The new M1 Max chip is an absolute powerhouse of a processor, giving the new MacBook Pro lineup more power than any previous models could even dream of. The chip’s GPU performance is particularly impressive, with up to four times faster graphics than the first-generation M1 chips.
There’s more to this power than even what Apple let us in on at its announcement event. The 16-inch MacBook Pro configured with the M1 Max chip will also include a new “High Power Mode,” MacRumors reports. Steve Moser, a contributor to the publication, found reference to the feature while exploring the macOS Monterey beta, and Apple has now confirmed High Power Mode is very much real.
As far as we can tell, High Power Mode will essentially be the polar opposite of the existing Low Power Mode. Like the turbo mode on an old IBM except, you know, without the huge tower.
What’s it even do? — No one really knows much about High Power Mode’s inner workings. Here’s what Moser found in the macOS Monterey beta code:
Your Mac will optimize performance to better support resource-intensive tasks. This may result in louder fan noise.
So… that’s about all we’ve got so far. Apple confirmed the existence of the feature to MacRumors but did not extrapolate. It will be interesting to see how Apple chooses to integrate the flip switch for High Power Mode into macOS. The Control Center is a good candidate for the option.

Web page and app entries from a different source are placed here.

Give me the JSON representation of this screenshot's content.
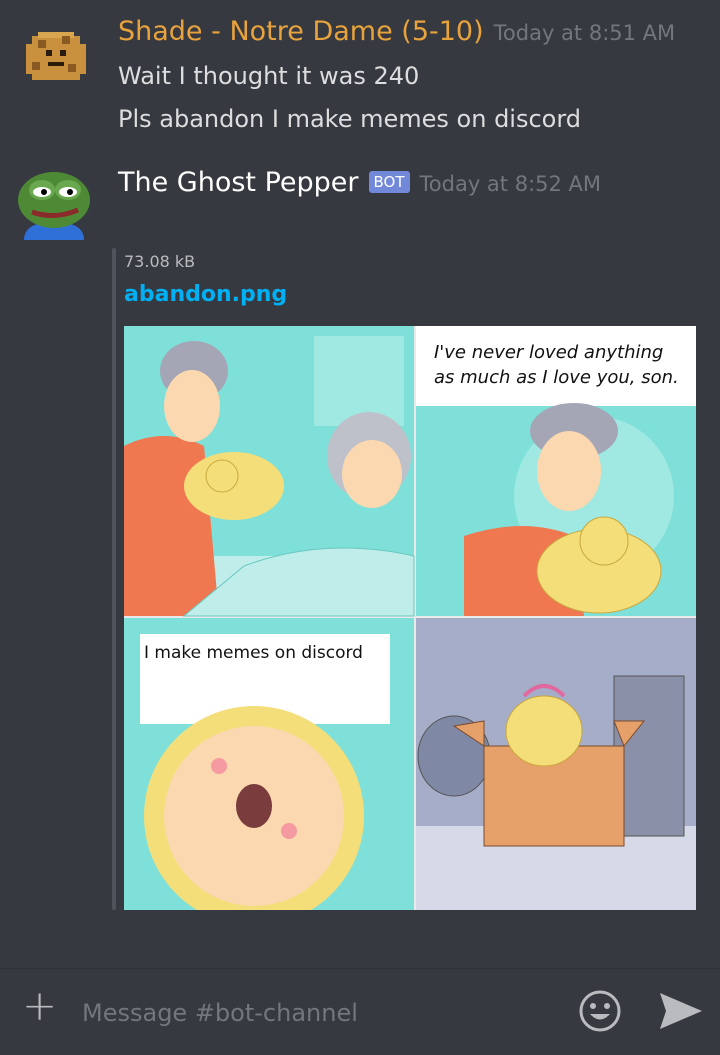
{
  "messages": [
    {
      "username": "Shade - Notre Dame (5-10)",
      "username_color": "#e8a33d",
      "timestamp": "Today at 8:51 AM",
      "lines": [
        "Wait I thought it was 240",
        "Pls abandon I make memes on discord"
      ]
    },
    {
      "username": "The Ghost Pepper",
      "username_color": "#ffffff",
      "bot_tag": "BOT",
      "timestamp": "Today at 8:52 AM",
      "attachment": {
        "size": "73.08 kB",
        "filename": "abandon.png",
        "captions": {
          "top_right_line1": "I've never loved anything",
          "top_right_line2": "as much as I love you, son.",
          "bottom_left": "I make memes on discord"
        }
      }
    }
  ],
  "composer": {
    "placeholder": "Message #bot-channel",
    "add_icon": "plus-icon",
    "emoji_icon": "smiley-icon",
    "send_icon": "send-arrow-icon"
  },
  "colors": {
    "background": "#36393f",
    "link": "#00b0f4",
    "bot_tag": "#7289da"
  }
}
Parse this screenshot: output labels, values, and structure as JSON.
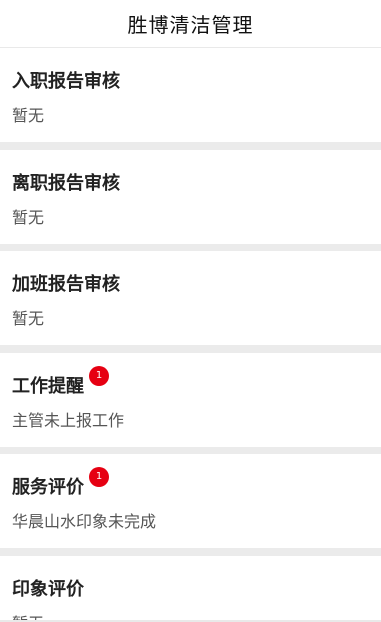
{
  "header": {
    "title": "胜博清洁管理"
  },
  "cards": [
    {
      "title": "入职报告审核",
      "subtitle": "暂无"
    },
    {
      "title": "离职报告审核",
      "subtitle": "暂无"
    },
    {
      "title": "加班报告审核",
      "subtitle": "暂无"
    },
    {
      "title": "工作提醒",
      "badge": "1",
      "subtitle": "主管未上报工作"
    },
    {
      "title": "服务评价",
      "badge": "1",
      "subtitle": "华晨山水印象未完成"
    },
    {
      "title": "印象评价",
      "subtitle": "暂无"
    }
  ],
  "colors": {
    "badge": "#e60012",
    "separator": "#ebebeb"
  }
}
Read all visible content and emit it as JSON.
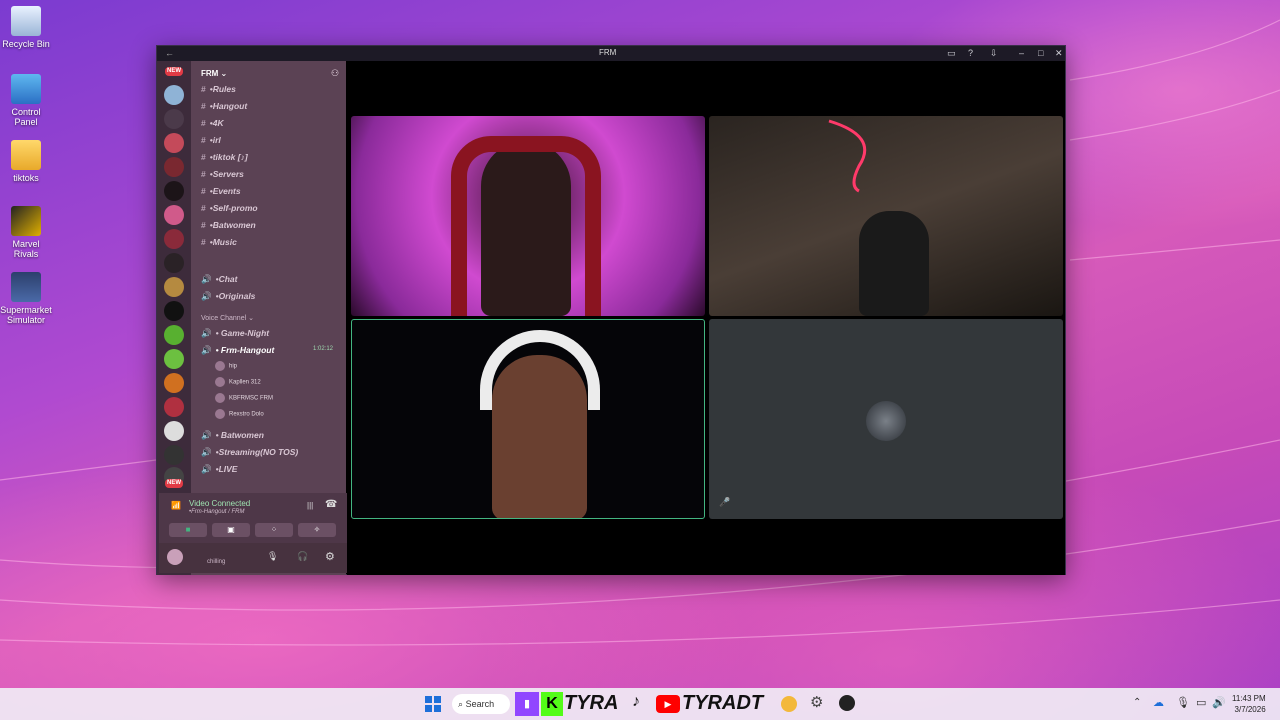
{
  "desktop": {
    "icons": [
      {
        "label": "Recycle Bin"
      },
      {
        "label": "Control Panel"
      },
      {
        "label": "tiktoks"
      },
      {
        "label": "Marvel Rivals"
      },
      {
        "label": "Supermarket Simulator"
      }
    ]
  },
  "window": {
    "title": "FRM",
    "server_name": "FRM",
    "new_badge": "NEW",
    "channels": [
      {
        "name": "•Rules"
      },
      {
        "name": "•Hangout"
      },
      {
        "name": "•4K"
      },
      {
        "name": "•irl"
      },
      {
        "name": "•tiktok [♪]"
      },
      {
        "name": "•Servers"
      },
      {
        "name": "•Events"
      },
      {
        "name": "•Self-promo"
      },
      {
        "name": "•Batwomen"
      },
      {
        "name": "•Music"
      },
      {
        "name": "•Chat"
      },
      {
        "name": "•Originals"
      }
    ],
    "voice_category": "Voice Channel",
    "voice_channels": [
      {
        "name": "• Game-Night"
      },
      {
        "name": "• Frm-Hangout"
      },
      {
        "name": "• Batwomen"
      },
      {
        "name": "•Streaming(NO TOS)"
      },
      {
        "name": "•LIVE"
      }
    ],
    "call_timer": "1:02:12",
    "members": [
      {
        "name": "hip"
      },
      {
        "name": "Kapllen",
        "tag": "312"
      },
      {
        "name": "KBFRMSC",
        "tag": "FRM"
      },
      {
        "name": "Rexstro",
        "tag": "Dolo"
      }
    ],
    "voice_status": "Video Connected",
    "voice_location": "•Frm-Hangout / FRM",
    "user_status": "chilling"
  },
  "taskbar": {
    "search_label": "Search",
    "overlay_left": "TYRA",
    "overlay_right": "TYRADT",
    "time": "11:43 PM",
    "date": "3/7/2026"
  },
  "colors": {
    "accent_green": "#43b581",
    "discord_sidebar": "#5b4254",
    "desktop_pink": "#d65aba"
  }
}
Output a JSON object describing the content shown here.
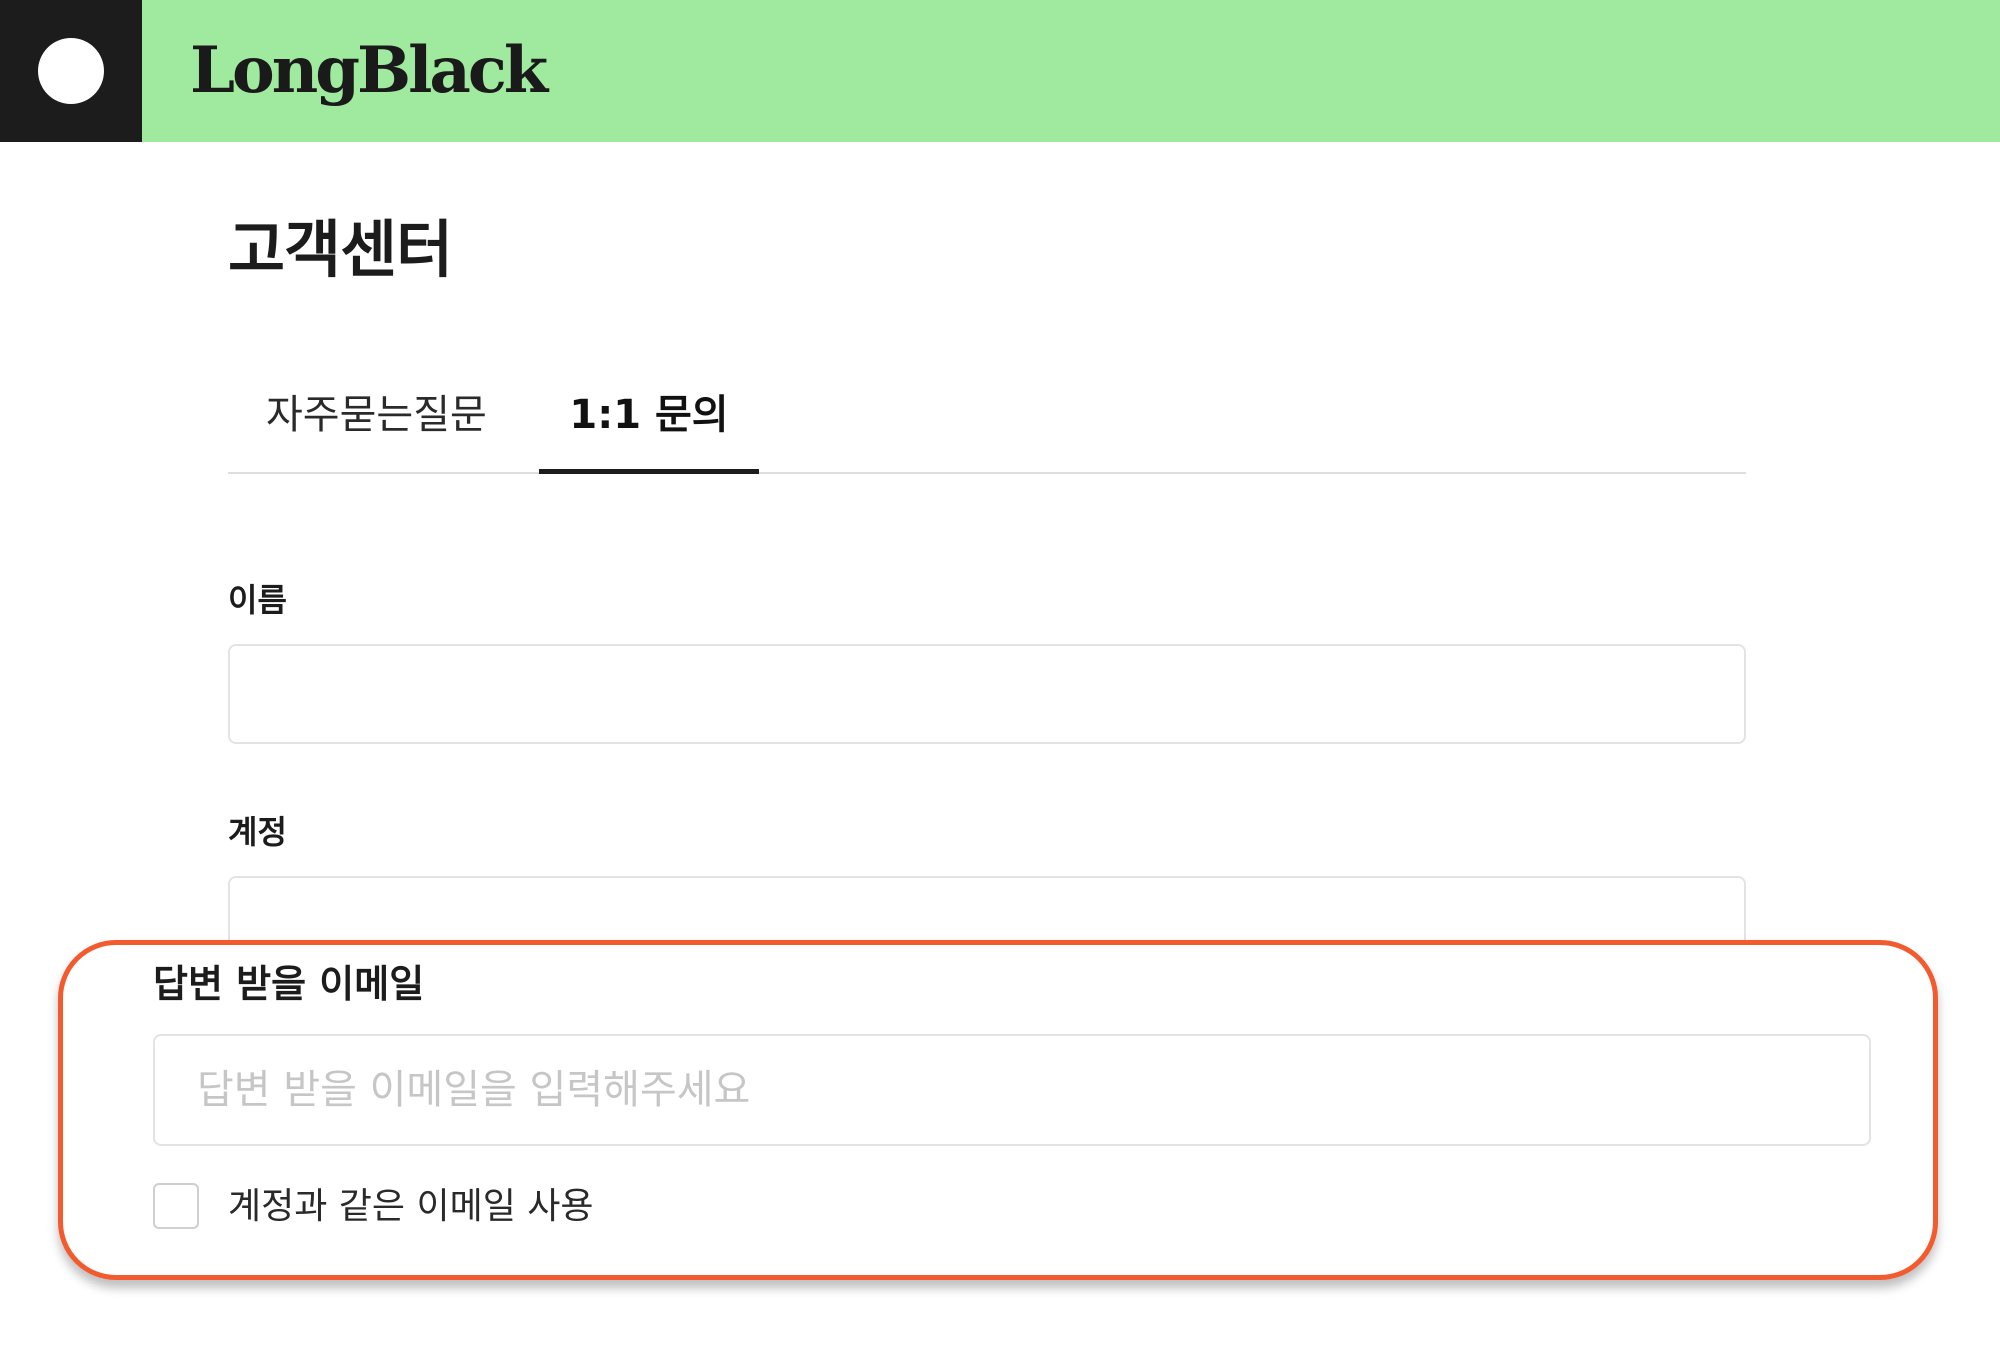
{
  "header": {
    "brand": "LongBlack",
    "bg_color": "#a0ea9f",
    "logo_block_color": "#1c1c1c"
  },
  "page": {
    "title": "고객센터"
  },
  "tabs": [
    {
      "label": "자주묻는질문",
      "active": false
    },
    {
      "label": "1:1 문의",
      "active": true
    }
  ],
  "form": {
    "name_label": "이름",
    "name_value": "",
    "account_label": "계정",
    "account_value": "",
    "reply_email_label": "답변 받을 이메일",
    "reply_email_placeholder": "답변 받을 이메일을 입력해주세요",
    "same_email_checkbox_label": "계정과 같은 이메일 사용",
    "same_email_checked": false
  },
  "highlight": {
    "border_color": "#f35b2f"
  }
}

More Pro than ever — Apple has confirmed High Power Mode will only be available on the 16-inch M1 Max MacBook Pro — those with the 14-inch model are out of luck. It’s likely the 14-inch MacBook Pro’s thermal architecture (which has been updated) isn’t robust enough to handle full-throttle.
With all their new ports and upgraded M1 chips, the new MacBook Pros are very much geared toward those who really need that kind of power. The lowest-end M1 MacBook Pro starts at $1999 — not exactly in the going-off-to-college budget for most. The 16-inch M1 Max model begins at $3,099 (and tops out at $6,099).
So why not go all-in? High Power Mode will give pros more control over the machines they rely on for their high-powered work. And everyone else can go purchase a MacBook Air instead.